    Even though I was never much of a Ron Paul fanboy, this is pretty rank.

    Even though I try to avoid going political on Facebook, I posted a link to Turley's article as a test. They don't seem to have nuked me yet. But the day is young.

  • Jacob Sullum doesn't like Trump, but he also doesn't like what the Democrats are saying: Prosecuting Trump for Incitement Would Set a Dangerous Precedent.

    When Simon & Schuster canceled publication of Josh Hawley's book The Tyranny of Big Tech, the Missouri senator called the decision "a direct assault on the First Amendment." For reasons the Yale-trained lawyer and former Supreme Court clerk should understand, that description was wildly wrong.

    By contrast, another reaction to last week's deadly assault on the Capitol—the suggestion that President Donald Trump should be not only impeached but criminally prosecuted for inciting a riot—poses a real threat to freedom of speech. Trump's opponents may regret establishing a precedent that speakers who neither practice nor preach violence can be held criminally responsible for the conduct of listeners inspired by their words.

    I'd only add the caveat that Trump's behavior could well be legal, but still fully impeachable. Something I learned from listening to Jonah Goldberg's podcast with Keith Whittington this morning. (I think Jacob knows this, because his language is careful.)

  • Kyle Smith at National Review notes a good reason to turn off your TV next Wednesday, and leave it off for four years or so: Networks Teaming Up to Air Biden Inauguration Infomercial

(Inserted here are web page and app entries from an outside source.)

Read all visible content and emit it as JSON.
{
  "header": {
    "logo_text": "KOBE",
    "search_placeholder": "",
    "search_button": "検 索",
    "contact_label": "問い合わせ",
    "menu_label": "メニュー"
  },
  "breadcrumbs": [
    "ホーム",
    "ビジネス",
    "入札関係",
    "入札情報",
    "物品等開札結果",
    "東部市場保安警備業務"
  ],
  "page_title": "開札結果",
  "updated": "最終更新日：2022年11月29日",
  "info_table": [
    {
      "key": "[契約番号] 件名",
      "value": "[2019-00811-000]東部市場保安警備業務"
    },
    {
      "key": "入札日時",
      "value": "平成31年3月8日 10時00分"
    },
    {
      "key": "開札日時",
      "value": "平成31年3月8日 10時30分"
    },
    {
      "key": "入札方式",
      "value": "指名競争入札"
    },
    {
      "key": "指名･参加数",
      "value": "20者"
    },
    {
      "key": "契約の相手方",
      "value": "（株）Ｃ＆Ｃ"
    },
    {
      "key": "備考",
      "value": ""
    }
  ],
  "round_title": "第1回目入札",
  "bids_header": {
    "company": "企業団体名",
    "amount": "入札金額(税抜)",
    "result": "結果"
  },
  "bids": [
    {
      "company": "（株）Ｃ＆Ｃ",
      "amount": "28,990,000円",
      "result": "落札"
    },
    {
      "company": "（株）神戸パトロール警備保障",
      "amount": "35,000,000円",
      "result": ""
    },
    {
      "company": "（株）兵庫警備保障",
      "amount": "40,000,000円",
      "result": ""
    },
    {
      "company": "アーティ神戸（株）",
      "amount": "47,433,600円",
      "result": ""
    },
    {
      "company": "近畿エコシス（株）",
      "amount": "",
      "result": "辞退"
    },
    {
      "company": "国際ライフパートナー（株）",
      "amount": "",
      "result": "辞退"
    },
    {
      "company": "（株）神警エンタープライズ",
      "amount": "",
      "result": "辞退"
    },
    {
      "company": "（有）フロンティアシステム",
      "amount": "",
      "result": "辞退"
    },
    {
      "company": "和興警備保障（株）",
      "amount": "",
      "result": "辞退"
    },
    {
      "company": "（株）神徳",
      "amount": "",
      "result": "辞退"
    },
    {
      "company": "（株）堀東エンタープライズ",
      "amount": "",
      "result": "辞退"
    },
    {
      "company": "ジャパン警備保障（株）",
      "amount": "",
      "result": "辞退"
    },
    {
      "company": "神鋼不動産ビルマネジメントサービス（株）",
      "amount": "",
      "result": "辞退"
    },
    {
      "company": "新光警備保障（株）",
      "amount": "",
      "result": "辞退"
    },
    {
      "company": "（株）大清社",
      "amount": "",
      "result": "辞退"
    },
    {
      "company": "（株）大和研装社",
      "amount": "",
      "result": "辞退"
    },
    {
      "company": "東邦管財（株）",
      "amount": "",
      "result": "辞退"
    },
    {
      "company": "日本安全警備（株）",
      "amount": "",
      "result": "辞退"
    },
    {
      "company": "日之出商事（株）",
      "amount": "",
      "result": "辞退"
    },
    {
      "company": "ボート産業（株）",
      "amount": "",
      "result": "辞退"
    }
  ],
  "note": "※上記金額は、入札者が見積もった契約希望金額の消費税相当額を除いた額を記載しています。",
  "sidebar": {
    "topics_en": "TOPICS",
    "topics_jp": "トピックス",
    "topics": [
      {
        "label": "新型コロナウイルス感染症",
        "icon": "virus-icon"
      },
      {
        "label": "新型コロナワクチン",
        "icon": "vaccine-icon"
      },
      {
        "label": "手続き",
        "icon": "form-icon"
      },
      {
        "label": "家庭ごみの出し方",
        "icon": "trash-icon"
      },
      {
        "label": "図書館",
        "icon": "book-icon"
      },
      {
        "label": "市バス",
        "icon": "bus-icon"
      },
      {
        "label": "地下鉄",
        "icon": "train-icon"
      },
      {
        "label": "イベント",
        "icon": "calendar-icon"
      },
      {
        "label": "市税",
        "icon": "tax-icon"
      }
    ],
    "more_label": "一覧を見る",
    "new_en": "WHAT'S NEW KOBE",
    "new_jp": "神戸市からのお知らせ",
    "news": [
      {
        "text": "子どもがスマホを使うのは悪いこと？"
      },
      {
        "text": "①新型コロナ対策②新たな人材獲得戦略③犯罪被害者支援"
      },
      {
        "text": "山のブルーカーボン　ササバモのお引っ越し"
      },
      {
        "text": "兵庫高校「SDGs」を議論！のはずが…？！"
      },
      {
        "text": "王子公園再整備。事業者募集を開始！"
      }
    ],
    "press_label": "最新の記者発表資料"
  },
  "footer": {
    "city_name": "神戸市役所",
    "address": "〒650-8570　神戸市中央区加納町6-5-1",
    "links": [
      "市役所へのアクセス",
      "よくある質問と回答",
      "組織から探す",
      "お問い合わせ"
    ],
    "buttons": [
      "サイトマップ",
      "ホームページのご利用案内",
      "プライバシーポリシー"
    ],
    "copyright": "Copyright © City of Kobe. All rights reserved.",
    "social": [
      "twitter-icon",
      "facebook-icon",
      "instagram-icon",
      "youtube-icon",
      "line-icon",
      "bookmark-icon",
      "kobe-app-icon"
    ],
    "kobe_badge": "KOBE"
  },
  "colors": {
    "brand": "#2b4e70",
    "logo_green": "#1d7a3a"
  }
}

    Behold the hilarious enthusiasm among the nation’s biggest media outlets to hurl themselves at the feet of power and begin licking intently: Next Wednesday night, after the inauguration of Joe Biden, the three oldest television networks are planning to join forces to air the same heavily produced propaganda special “celebrating the inauguration,” as Variety puts it.

    “Celebrating”? Not “covering”? Not “reporting on”? Not “observing with due detachment and without partisan cheerleading”?

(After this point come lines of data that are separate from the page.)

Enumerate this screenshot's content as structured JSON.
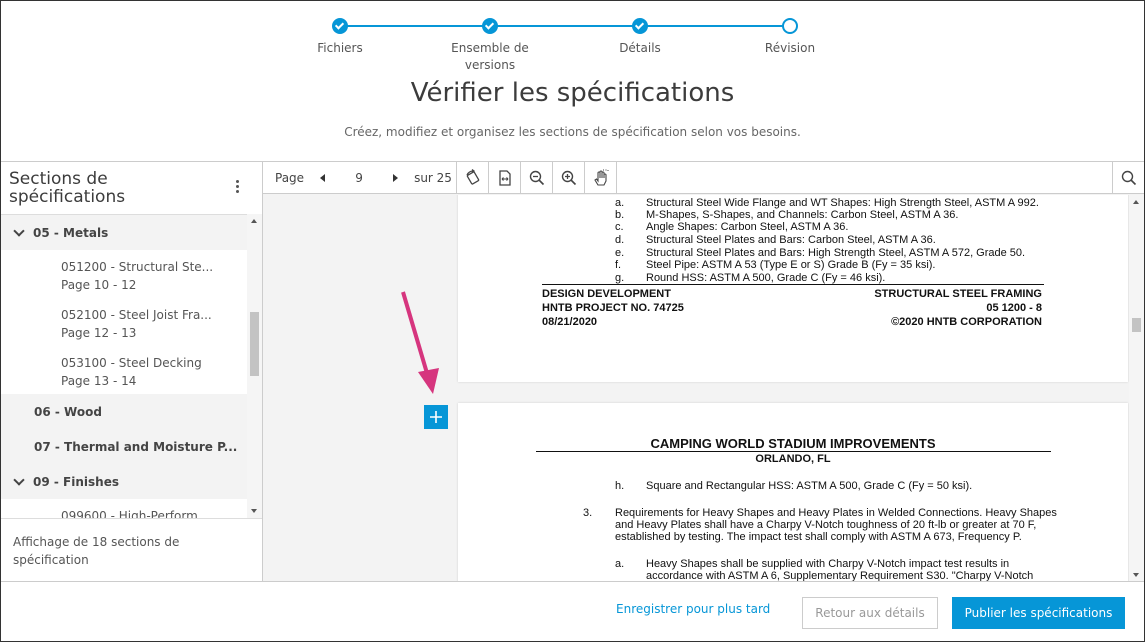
{
  "stepper": {
    "steps": [
      {
        "label": "Fichiers",
        "state": "done"
      },
      {
        "label": "Ensemble de versions",
        "state": "done"
      },
      {
        "label": "Détails",
        "state": "done"
      },
      {
        "label": "Révision",
        "state": "current"
      }
    ]
  },
  "header": {
    "title": "Vérifier les spécifications",
    "subtitle": "Créez, modifiez et organisez les sections de spécification selon vos besoins."
  },
  "sidebar": {
    "title": "Sections de spécifications",
    "groups": [
      {
        "label": "05 - Metals",
        "expanded": true
      },
      {
        "label": "06 - Wood",
        "expanded": false
      },
      {
        "label": "07 - Thermal and Moisture P...",
        "expanded": false
      },
      {
        "label": "09 - Finishes",
        "expanded": true
      }
    ],
    "items": [
      {
        "label": "051200 - Structural Ste...",
        "pages": "Page 10 - 12"
      },
      {
        "label": "052100 - Steel Joist Fra...",
        "pages": "Page 12 - 13"
      },
      {
        "label": "053100 - Steel Decking",
        "pages": "Page 13 - 14"
      },
      {
        "label": "099600 - High-Perform...",
        "pages": ""
      }
    ],
    "footer": "Affichage de 18 sections de spécification"
  },
  "toolbar": {
    "page_label": "Page",
    "page_number": "9",
    "of_label": "sur 25",
    "icons": [
      "rotate-icon",
      "fit-width-icon",
      "zoom-out-icon",
      "zoom-in-icon",
      "pan-hand-icon",
      "search-icon"
    ]
  },
  "document": {
    "page1": {
      "list": [
        {
          "k": "a.",
          "t": "Structural Steel Wide Flange and WT Shapes:  High Strength Steel, ASTM A 992."
        },
        {
          "k": "b.",
          "t": "M-Shapes, S-Shapes, and Channels:  Carbon Steel, ASTM A 36."
        },
        {
          "k": "c.",
          "t": "Angle Shapes:  Carbon Steel, ASTM A 36."
        },
        {
          "k": "d.",
          "t": "Structural Steel Plates and Bars:  Carbon Steel, ASTM A 36."
        },
        {
          "k": "e.",
          "t": "Structural Steel Plates and Bars:  High Strength Steel, ASTM A 572, Grade 50."
        },
        {
          "k": "f.",
          "t": "Steel Pipe:  ASTM A 53 (Type E or S) Grade B (Fy = 35 ksi)."
        },
        {
          "k": "g.",
          "t": "Round HSS:  ASTM A 500, Grade C (Fy = 46 ksi)."
        }
      ],
      "footer_left": [
        "DESIGN DEVELOPMENT",
        "HNTB PROJECT NO. 74725",
        "08/21/2020"
      ],
      "footer_right": [
        "STRUCTURAL STEEL FRAMING",
        "05 1200 - 8",
        "©2020 HNTB CORPORATION"
      ]
    },
    "page2": {
      "title": "CAMPING WORLD STADIUM IMPROVEMENTS",
      "location": "ORLANDO, FL",
      "h_key": "h.",
      "h_text": "Square and Rectangular HSS:  ASTM A 500, Grade C (Fy = 50 ksi).",
      "p3_key": "3.",
      "p3_lines": [
        "Requirements for Heavy Shapes and Heavy Plates in Welded Connections. Heavy Shapes",
        "and Heavy Plates shall have a Charpy V-Notch toughness of 20 ft-lb or greater at 70 F,",
        "established by testing. The impact test shall comply with ASTM A 673, Frequency P."
      ],
      "a_key": "a.",
      "a_lines": [
        "Heavy Shapes shall be supplied with Charpy V-Notch impact test results in",
        "accordance with ASTM A 6, Supplementary Requirement S30. \"Charpy V-Notch"
      ]
    }
  },
  "footer": {
    "save_later": "Enregistrer pour plus tard",
    "back": "Retour aux détails",
    "publish": "Publier les spécifications"
  },
  "colors": {
    "accent": "#0696d7",
    "annotation_arrow": "#d6357e"
  }
}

    Yep, celebrating. The film is a DNC production disguised as “news,” produced by the same team that created the DNC’s infomercials at the Democrats’ convention last summer. Observers expect there will be no difficulty finding “A-list talent” to participate in the ritual tongue bath. What’s unusual about this “special” is not that it will exist but that ABC, CBS, and NBC are planning to donate their airwaves for a period of 90 minutes to two hours in order to promote the Democratic Party with glamour and spectacle. In industry parlance, this is known as a “roadblock” strategy — the idea is that viewers are forced to watch the stuff if you turn on the TV. (True, if this is 1974, but at least most people have other options today.) Fox is not participating in the state-propaganda exercise.

    For those wondering if this can possibly be true: it sure seems that way. Here's this morning's story from Poltico. You'll be able to see the tongue bath on ABC, NBC, CBS, CNN, and MSNBC; Fox and Fox News are opting out.

  • At City Journal, William Voegeli writes About "Whataboutism" and Political Hypocrisy.

    Many things are complicated—but not everything. If you condemned the Antifa/Black Lives Matter violence that took place around the country in 2020, as all conservatives did, then you must condemn the Trumpist riot at the U.S. Capitol in 2021. Period.

    Suppose, however, you spent last summer applauding the riots, or dissembling about them, or dismissing them. In that case, to deplore last week’s violence credibly is not so simple. If you demand that your political adversaries adhere to a principle, but exempt people whose cause you endorse from having to comply, then that preference you enjoy boasting about is not really a principle. It is not a standard of conduct applicable to all, in other words, but just another rhetorical device used for political combat.

    If you’re Speaker of the House Nancy Pelosi, for example, […]

    Yeah, you'll have to click over to find out what would happen if you were Nancy Pelosi. I know that's a frightening prospect. Go ahead, I dare ya.